- Opt-Out of All Email. Though other options can be presented, there must be a choice (explicit or implied) to opt-out of all email. Adoption grew from 94% to 97%.
- Confirmation Web Page. Customers should get some immediate feedback that their request has been received, and the most common method is to take them to a web page stating that fact. This is also an opportunity to provide alternate communication choices (social media, different frequency/content) and get feedback about why they’re leaving. Adoption stayed flat at 95%.
- Branded Unsubscribe Page. Though the unsubscribe process is often handled by a separate system (in many cases the ESP), customers should know that the page they’re presented with ties directly to the request they’ve made, and branding the page provides the bridge. The audit revealed a wide range of practices here, from crude to sophisticated and elegant. Adoption is still relatively high, growing from 86% to 90%.
- Preference Center / Opt-Down. As part of the process, customers can be given the choice to modify the frequency or content of communication rather than go all-or-nothing, possibly retaining them as a subscriber. Due to more stringent scoring criteria (choices must be presented as part of the unsubscribe process as opposed to being available through any means, adoption of this practice fell from 91% to 62%.
- Optional Customer Feedback. Once the opt-out choice is made and confirmed, it can be useful to get feedback from customers on why they’re leaving – it allows programs to be refined and improved. Surprisingly, only 24% of the top retailers utilize this practice (down from 25%).
- Unsubscribe Confirmation Email. Though not necessarily a CAN-SPAM or CASL violation, this practice is frowned upon – why send an email to someone who just asked you not to send any more email? Retailers improved in this area with only 3% sending such messages (down from 5%).
- Immediate Removal. CAN-SPAM allows 10 business days to stop sending, but again, why push it? The best practice is to stop immediately and 83% of retailers did so (same as the previous year).

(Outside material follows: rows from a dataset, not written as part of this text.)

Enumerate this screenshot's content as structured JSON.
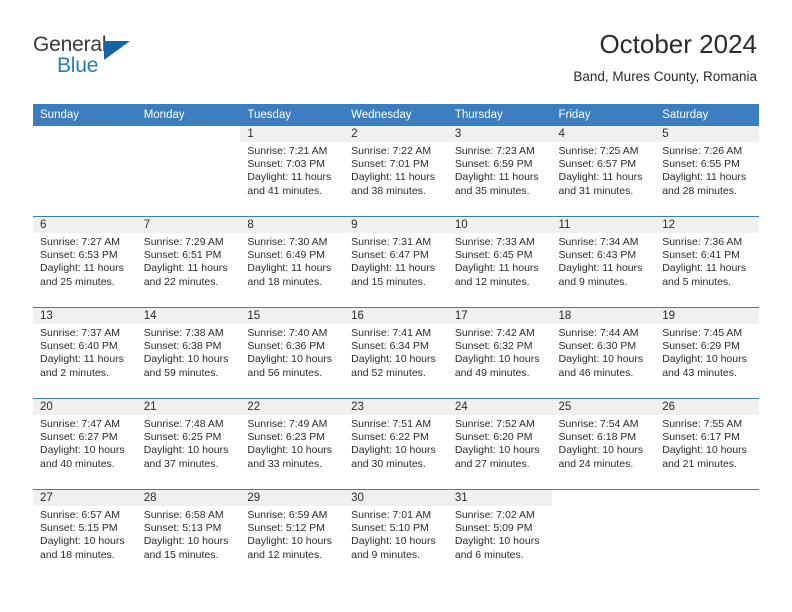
{
  "brand": {
    "name_part1": "General",
    "name_part2": "Blue",
    "logo_icon": "triangle-logo-icon",
    "accent_color": "#1f7ec4",
    "header_color": "#3b7dbf"
  },
  "header": {
    "month_title": "October 2024",
    "location": "Band, Mures County, Romania"
  },
  "weekday_headers": [
    "Sunday",
    "Monday",
    "Tuesday",
    "Wednesday",
    "Thursday",
    "Friday",
    "Saturday"
  ],
  "weeks": [
    [
      {
        "empty": true
      },
      {
        "empty": true
      },
      {
        "day": "1",
        "sunrise": "Sunrise: 7:21 AM",
        "sunset": "Sunset: 7:03 PM",
        "daylight_line1": "Daylight: 11 hours",
        "daylight_line2": "and 41 minutes."
      },
      {
        "day": "2",
        "sunrise": "Sunrise: 7:22 AM",
        "sunset": "Sunset: 7:01 PM",
        "daylight_line1": "Daylight: 11 hours",
        "daylight_line2": "and 38 minutes."
      },
      {
        "day": "3",
        "sunrise": "Sunrise: 7:23 AM",
        "sunset": "Sunset: 6:59 PM",
        "daylight_line1": "Daylight: 11 hours",
        "daylight_line2": "and 35 minutes."
      },
      {
        "day": "4",
        "sunrise": "Sunrise: 7:25 AM",
        "sunset": "Sunset: 6:57 PM",
        "daylight_line1": "Daylight: 11 hours",
        "daylight_line2": "and 31 minutes."
      },
      {
        "day": "5",
        "sunrise": "Sunrise: 7:26 AM",
        "sunset": "Sunset: 6:55 PM",
        "daylight_line1": "Daylight: 11 hours",
        "daylight_line2": "and 28 minutes."
      }
    ],
    [
      {
        "day": "6",
        "sunrise": "Sunrise: 7:27 AM",
        "sunset": "Sunset: 6:53 PM",
        "daylight_line1": "Daylight: 11 hours",
        "daylight_line2": "and 25 minutes."
      },
      {
        "day": "7",
        "sunrise": "Sunrise: 7:29 AM",
        "sunset": "Sunset: 6:51 PM",
        "daylight_line1": "Daylight: 11 hours",
        "daylight_line2": "and 22 minutes."
      },
      {
        "day": "8",
        "sunrise": "Sunrise: 7:30 AM",
        "sunset": "Sunset: 6:49 PM",
        "daylight_line1": "Daylight: 11 hours",
        "daylight_line2": "and 18 minutes."
      },
      {
        "day": "9",
        "sunrise": "Sunrise: 7:31 AM",
        "sunset": "Sunset: 6:47 PM",
        "daylight_line1": "Daylight: 11 hours",
        "daylight_line2": "and 15 minutes."
      },
      {
        "day": "10",
        "sunrise": "Sunrise: 7:33 AM",
        "sunset": "Sunset: 6:45 PM",
        "daylight_line1": "Daylight: 11 hours",
        "daylight_line2": "and 12 minutes."
      },
      {
        "day": "11",
        "sunrise": "Sunrise: 7:34 AM",
        "sunset": "Sunset: 6:43 PM",
        "daylight_line1": "Daylight: 11 hours",
        "daylight_line2": "and 9 minutes."
      },
      {
        "day": "12",
        "sunrise": "Sunrise: 7:36 AM",
        "sunset": "Sunset: 6:41 PM",
        "daylight_line1": "Daylight: 11 hours",
        "daylight_line2": "and 5 minutes."
      }
    ],
    [
      {
        "day": "13",
        "sunrise": "Sunrise: 7:37 AM",
        "sunset": "Sunset: 6:40 PM",
        "daylight_line1": "Daylight: 11 hours",
        "daylight_line2": "and 2 minutes."
      },
      {
        "day": "14",
        "sunrise": "Sunrise: 7:38 AM",
        "sunset": "Sunset: 6:38 PM",
        "daylight_line1": "Daylight: 10 hours",
        "daylight_line2": "and 59 minutes."
      },
      {
        "day": "15",
        "sunrise": "Sunrise: 7:40 AM",
        "sunset": "Sunset: 6:36 PM",
        "daylight_line1": "Daylight: 10 hours",
        "daylight_line2": "and 56 minutes."
      },
      {
        "day": "16",
        "sunrise": "Sunrise: 7:41 AM",
        "sunset": "Sunset: 6:34 PM",
        "daylight_line1": "Daylight: 10 hours",
        "daylight_line2": "and 52 minutes."
      },
      {
        "day": "17",
        "sunrise": "Sunrise: 7:42 AM",
        "sunset": "Sunset: 6:32 PM",
        "daylight_line1": "Daylight: 10 hours",
        "daylight_line2": "and 49 minutes."
      },
      {
        "day": "18",
        "sunrise": "Sunrise: 7:44 AM",
        "sunset": "Sunset: 6:30 PM",
        "daylight_line1": "Daylight: 10 hours",
        "daylight_line2": "and 46 minutes."
      },
      {
        "day": "19",
        "sunrise": "Sunrise: 7:45 AM",
        "sunset": "Sunset: 6:29 PM",
        "daylight_line1": "Daylight: 10 hours",
        "daylight_line2": "and 43 minutes."
      }
    ],
    [
      {
        "day": "20",
        "sunrise": "Sunrise: 7:47 AM",
        "sunset": "Sunset: 6:27 PM",
        "daylight_line1": "Daylight: 10 hours",
        "daylight_line2": "and 40 minutes."
      },
      {
        "day": "21",
        "sunrise": "Sunrise: 7:48 AM",
        "sunset": "Sunset: 6:25 PM",
        "daylight_line1": "Daylight: 10 hours",
        "daylight_line2": "and 37 minutes."
      },
      {
        "day": "22",
        "sunrise": "Sunrise: 7:49 AM",
        "sunset": "Sunset: 6:23 PM",
        "daylight_line1": "Daylight: 10 hours",
        "daylight_line2": "and 33 minutes."
      },
      {
        "day": "23",
        "sunrise": "Sunrise: 7:51 AM",
        "sunset": "Sunset: 6:22 PM",
        "daylight_line1": "Daylight: 10 hours",
        "daylight_line2": "and 30 minutes."
      },
      {
        "day": "24",
        "sunrise": "Sunrise: 7:52 AM",
        "sunset": "Sunset: 6:20 PM",
        "daylight_line1": "Daylight: 10 hours",
        "daylight_line2": "and 27 minutes."
      },
      {
        "day": "25",
        "sunrise": "Sunrise: 7:54 AM",
        "sunset": "Sunset: 6:18 PM",
        "daylight_line1": "Daylight: 10 hours",
        "daylight_line2": "and 24 minutes."
      },
      {
        "day": "26",
        "sunrise": "Sunrise: 7:55 AM",
        "sunset": "Sunset: 6:17 PM",
        "daylight_line1": "Daylight: 10 hours",
        "daylight_line2": "and 21 minutes."
      }
    ],
    [
      {
        "day": "27",
        "sunrise": "Sunrise: 6:57 AM",
        "sunset": "Sunset: 5:15 PM",
        "daylight_line1": "Daylight: 10 hours",
        "daylight_line2": "and 18 minutes."
      },
      {
        "day": "28",
        "sunrise": "Sunrise: 6:58 AM",
        "sunset": "Sunset: 5:13 PM",
        "daylight_line1": "Daylight: 10 hours",
        "daylight_line2": "and 15 minutes."
      },
      {
        "day": "29",
        "sunrise": "Sunrise: 6:59 AM",
        "sunset": "Sunset: 5:12 PM",
        "daylight_line1": "Daylight: 10 hours",
        "daylight_line2": "and 12 minutes."
      },
      {
        "day": "30",
        "sunrise": "Sunrise: 7:01 AM",
        "sunset": "Sunset: 5:10 PM",
        "daylight_line1": "Daylight: 10 hours",
        "daylight_line2": "and 9 minutes."
      },
      {
        "day": "31",
        "sunrise": "Sunrise: 7:02 AM",
        "sunset": "Sunset: 5:09 PM",
        "daylight_line1": "Daylight: 10 hours",
        "daylight_line2": "and 6 minutes."
      },
      {
        "empty": true
      },
      {
        "empty": true
      }
    ]
  ]
}
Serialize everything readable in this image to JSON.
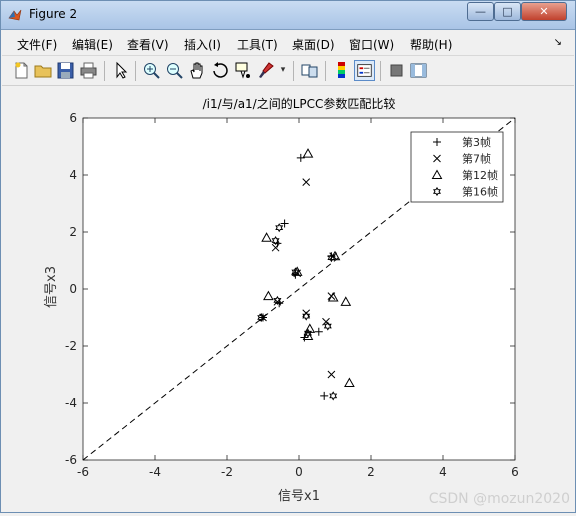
{
  "window": {
    "title": "Figure 2",
    "minimize_label": "—",
    "maximize_label": "□",
    "close_label": "✕"
  },
  "menu": {
    "items": [
      "文件(F)",
      "编辑(E)",
      "查看(V)",
      "插入(I)",
      "工具(T)",
      "桌面(D)",
      "窗口(W)",
      "帮助(H)"
    ],
    "overflow_arrow": "↘"
  },
  "toolbar": {
    "icons": [
      "new-figure-icon",
      "open-file-icon",
      "save-icon",
      "print-icon",
      "edit-plot-arrow-icon",
      "zoom-in-icon",
      "zoom-out-icon",
      "pan-hand-icon",
      "rotate-3d-icon",
      "data-cursor-icon",
      "brush-icon",
      "link-plot-icon",
      "colorbar-icon",
      "legend-icon",
      "hide-plot-tools-icon",
      "show-plot-tools-icon"
    ]
  },
  "watermark": "CSDN @mozun2020",
  "chart_data": {
    "type": "scatter",
    "title": "/i1/与/a1/之间的LPCC参数匹配比较",
    "xlabel": "信号x1",
    "ylabel": "信号x3",
    "xlim": [
      -6,
      6
    ],
    "ylim": [
      -6,
      6
    ],
    "xticks": [
      -6,
      -4,
      -2,
      0,
      2,
      4,
      6
    ],
    "yticks": [
      -6,
      -4,
      -2,
      0,
      2,
      4,
      6
    ],
    "grid": false,
    "legend_position": "top-right",
    "reference_line": {
      "style": "dashed",
      "from": [
        -6,
        -6
      ],
      "to": [
        6,
        6
      ]
    },
    "series": [
      {
        "name": "第3帧",
        "marker": "+",
        "points": [
          [
            0.05,
            4.6
          ],
          [
            -0.4,
            2.3
          ],
          [
            -0.6,
            1.6
          ],
          [
            0.9,
            1.15
          ],
          [
            -0.1,
            0.5
          ],
          [
            -1.0,
            -1.0
          ],
          [
            -0.55,
            -0.5
          ],
          [
            0.15,
            -1.7
          ],
          [
            0.55,
            -1.5
          ],
          [
            0.7,
            -3.75
          ]
        ]
      },
      {
        "name": "第7帧",
        "marker": "x",
        "points": [
          [
            0.2,
            3.75
          ],
          [
            -0.65,
            1.45
          ],
          [
            0.95,
            1.15
          ],
          [
            -0.05,
            0.55
          ],
          [
            -0.6,
            -0.45
          ],
          [
            0.9,
            -0.25
          ],
          [
            0.2,
            -0.85
          ],
          [
            0.75,
            -1.15
          ],
          [
            -1.0,
            -1.0
          ],
          [
            0.9,
            -3.0
          ]
        ]
      },
      {
        "name": "第12帧",
        "marker": "triangle",
        "points": [
          [
            0.25,
            4.75
          ],
          [
            -0.9,
            1.8
          ],
          [
            1.0,
            1.15
          ],
          [
            -0.05,
            0.6
          ],
          [
            -0.85,
            -0.25
          ],
          [
            0.95,
            -0.3
          ],
          [
            1.3,
            -0.45
          ],
          [
            0.3,
            -1.4
          ],
          [
            0.25,
            -1.65
          ],
          [
            1.4,
            -3.3
          ]
        ]
      },
      {
        "name": "第16帧",
        "marker": "hexagram",
        "points": [
          [
            -0.55,
            2.15
          ],
          [
            -0.65,
            1.7
          ],
          [
            -0.1,
            0.6
          ],
          [
            0.9,
            1.1
          ],
          [
            -1.05,
            -1.0
          ],
          [
            -0.6,
            -0.4
          ],
          [
            0.2,
            -0.95
          ],
          [
            0.8,
            -1.3
          ],
          [
            0.25,
            -1.55
          ],
          [
            0.95,
            -3.75
          ]
        ]
      }
    ]
  }
}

- Honoring the Unsubscribe. This reflects the compliance element of CAN-SPAM – did you stop sending within 10 business days? 98% of the top retailers did (compared to 90% last year), though interestingly, 100% had stopped for a period of time and then a few started creeping back after a few months of dormancy. This likely reflects back-end systems ignoring or overwriting suppression lists, emphasizing the need for ongoing monitoring.
The Bottom Line
The vast majority of top retailers have moved beyond mere compliance to a stewardship approach in dealing with their customers’ unsubscribe requests. It is clear that the trend is moving toward early engagement of customers, making the unsubscribe process clear and efficient, and providing a rich, branded process on the back end that gives customers layers of choice and control over their interaction. OTA applauds these efforts and encourages all retailers to do the same. We are currently in the planning stage for the 2016 audit and methodology. Share your thoughts, email us at email@example.com.